START The records
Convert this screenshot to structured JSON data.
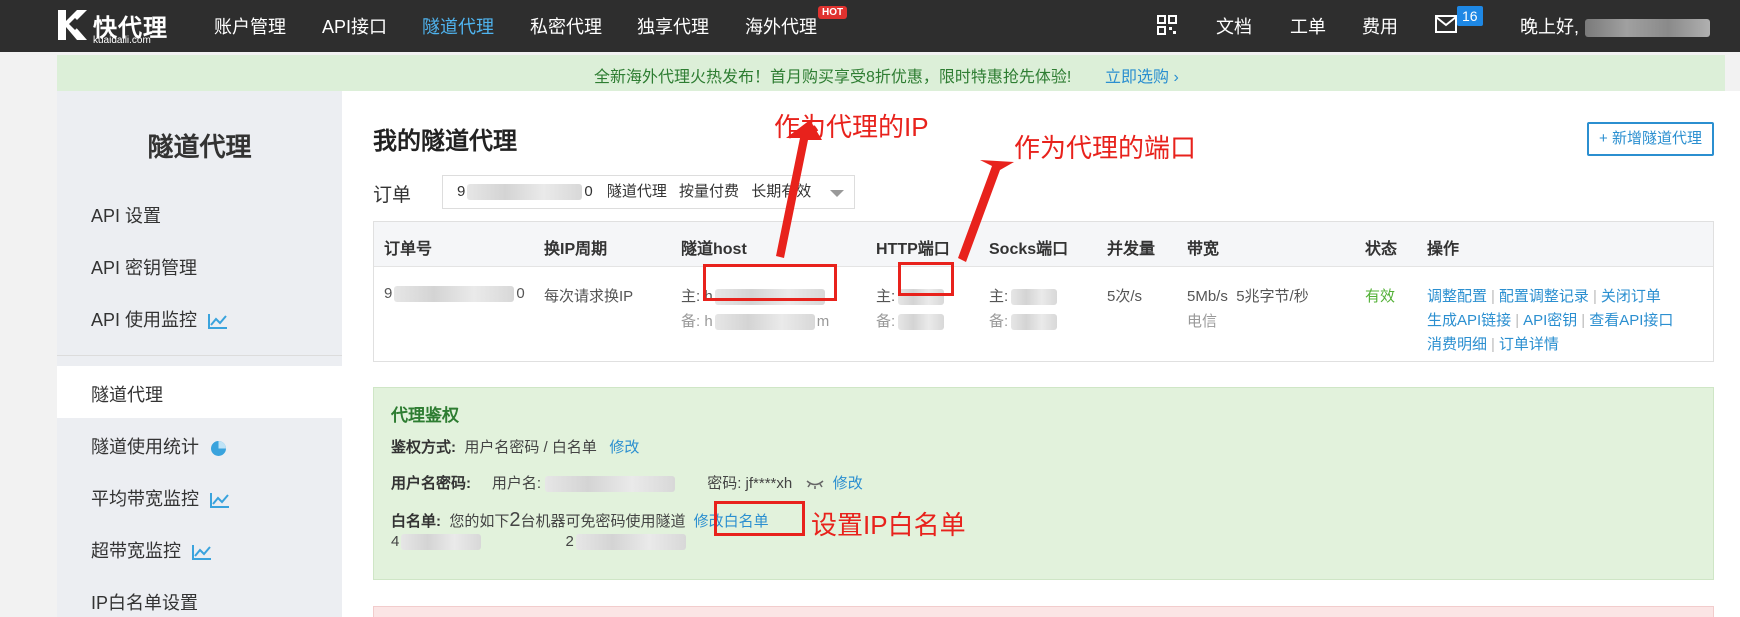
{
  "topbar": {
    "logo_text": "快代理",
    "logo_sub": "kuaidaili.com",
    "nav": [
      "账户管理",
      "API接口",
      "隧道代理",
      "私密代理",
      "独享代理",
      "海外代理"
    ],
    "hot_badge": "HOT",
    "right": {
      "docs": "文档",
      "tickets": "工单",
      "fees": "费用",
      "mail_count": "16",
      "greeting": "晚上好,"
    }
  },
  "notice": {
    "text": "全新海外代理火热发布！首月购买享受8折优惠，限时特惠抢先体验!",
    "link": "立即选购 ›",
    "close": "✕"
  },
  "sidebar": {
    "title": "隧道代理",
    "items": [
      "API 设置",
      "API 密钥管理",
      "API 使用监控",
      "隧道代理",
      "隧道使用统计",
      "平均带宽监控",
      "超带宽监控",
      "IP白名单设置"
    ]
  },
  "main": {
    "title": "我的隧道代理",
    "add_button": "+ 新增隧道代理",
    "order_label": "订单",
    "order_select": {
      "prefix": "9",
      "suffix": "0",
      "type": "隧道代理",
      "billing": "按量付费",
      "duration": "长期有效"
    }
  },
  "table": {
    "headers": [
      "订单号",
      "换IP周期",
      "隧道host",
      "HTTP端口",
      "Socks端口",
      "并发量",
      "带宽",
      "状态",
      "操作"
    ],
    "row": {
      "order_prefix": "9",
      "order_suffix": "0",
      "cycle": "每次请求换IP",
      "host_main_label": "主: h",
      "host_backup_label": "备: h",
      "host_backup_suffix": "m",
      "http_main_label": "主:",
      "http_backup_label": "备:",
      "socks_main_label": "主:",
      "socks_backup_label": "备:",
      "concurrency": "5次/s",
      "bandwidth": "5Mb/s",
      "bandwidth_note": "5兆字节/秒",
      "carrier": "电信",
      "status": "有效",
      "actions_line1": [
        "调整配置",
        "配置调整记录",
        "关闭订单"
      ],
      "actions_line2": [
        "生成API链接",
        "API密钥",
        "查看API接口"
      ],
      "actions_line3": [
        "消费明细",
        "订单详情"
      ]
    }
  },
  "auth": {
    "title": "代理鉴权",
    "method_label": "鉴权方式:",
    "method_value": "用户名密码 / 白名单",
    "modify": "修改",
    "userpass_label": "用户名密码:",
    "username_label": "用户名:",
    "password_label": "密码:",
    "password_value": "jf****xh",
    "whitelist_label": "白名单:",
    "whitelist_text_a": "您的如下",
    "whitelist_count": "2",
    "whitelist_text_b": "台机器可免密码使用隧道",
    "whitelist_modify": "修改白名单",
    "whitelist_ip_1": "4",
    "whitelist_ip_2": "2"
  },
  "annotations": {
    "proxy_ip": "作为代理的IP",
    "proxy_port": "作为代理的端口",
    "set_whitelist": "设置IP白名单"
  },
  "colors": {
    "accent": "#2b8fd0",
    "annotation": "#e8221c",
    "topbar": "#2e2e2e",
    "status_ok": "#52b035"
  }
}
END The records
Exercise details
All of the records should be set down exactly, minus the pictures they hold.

Finished task
Convert this screenshot to structured JSON data.
{
  "topbar": {
    "logo_text": "快代理",
    "logo_sub": "kuaidaili.com",
    "nav": [
      "账户管理",
      "API接口",
      "隧道代理",
      "私密代理",
      "独享代理",
      "海外代理"
    ],
    "hot_badge": "HOT",
    "right": {
      "docs": "文档",
      "tickets": "工单",
      "fees": "费用",
      "mail_count": "16",
      "greeting": "晚上好,"
    }
  },
  "notice": {
    "text": "全新海外代理火热发布！首月购买享受8折优惠，限时特惠抢先体验!",
    "link": "立即选购 ›",
    "close": "✕"
  },
  "sidebar": {
    "title": "隧道代理",
    "items": [
      "API 设置",
      "API 密钥管理",
      "API 使用监控",
      "隧道代理",
      "隧道使用统计",
      "平均带宽监控",
      "超带宽监控",
      "IP白名单设置"
    ]
  },
  "main": {
    "title": "我的隧道代理",
    "add_button": "+ 新增隧道代理",
    "order_label": "订单",
    "order_select": {
      "prefix": "9",
      "suffix": "0",
      "type": "隧道代理",
      "billing": "按量付费",
      "duration": "长期有效"
    }
  },
  "table": {
    "headers": [
      "订单号",
      "换IP周期",
      "隧道host",
      "HTTP端口",
      "Socks端口",
      "并发量",
      "带宽",
      "状态",
      "操作"
    ],
    "row": {
      "order_prefix": "9",
      "order_suffix": "0",
      "cycle": "每次请求换IP",
      "host_main_label": "主: h",
      "host_backup_label": "备: h",
      "host_backup_suffix": "m",
      "http_main_label": "主:",
      "http_backup_label": "备:",
      "socks_main_label": "主:",
      "socks_backup_label": "备:",
      "concurrency": "5次/s",
      "bandwidth": "5Mb/s",
      "bandwidth_note": "5兆字节/秒",
      "carrier": "电信",
      "status": "有效",
      "actions_line1": [
        "调整配置",
        "配置调整记录",
        "关闭订单"
      ],
      "actions_line2": [
        "生成API链接",
        "API密钥",
        "查看API接口"
      ],
      "actions_line3": [
        "消费明细",
        "订单详情"
      ]
    }
  },
  "auth": {
    "title": "代理鉴权",
    "method_label": "鉴权方式:",
    "method_value": "用户名密码 / 白名单",
    "modify": "修改",
    "userpass_label": "用户名密码:",
    "username_label": "用户名:",
    "password_label": "密码:",
    "password_value": "jf****xh",
    "whitelist_label": "白名单:",
    "whitelist_text_a": "您的如下",
    "whitelist_count": "2",
    "whitelist_text_b": "台机器可免密码使用隧道",
    "whitelist_modify": "修改白名单",
    "whitelist_ip_1": "4",
    "whitelist_ip_2": "2"
  },
  "annotations": {
    "proxy_ip": "作为代理的IP",
    "proxy_port": "作为代理的端口",
    "set_whitelist": "设置IP白名单"
  },
  "colors": {
    "accent": "#2b8fd0",
    "annotation": "#e8221c",
    "topbar": "#2e2e2e",
    "status_ok": "#52b035"
  }
}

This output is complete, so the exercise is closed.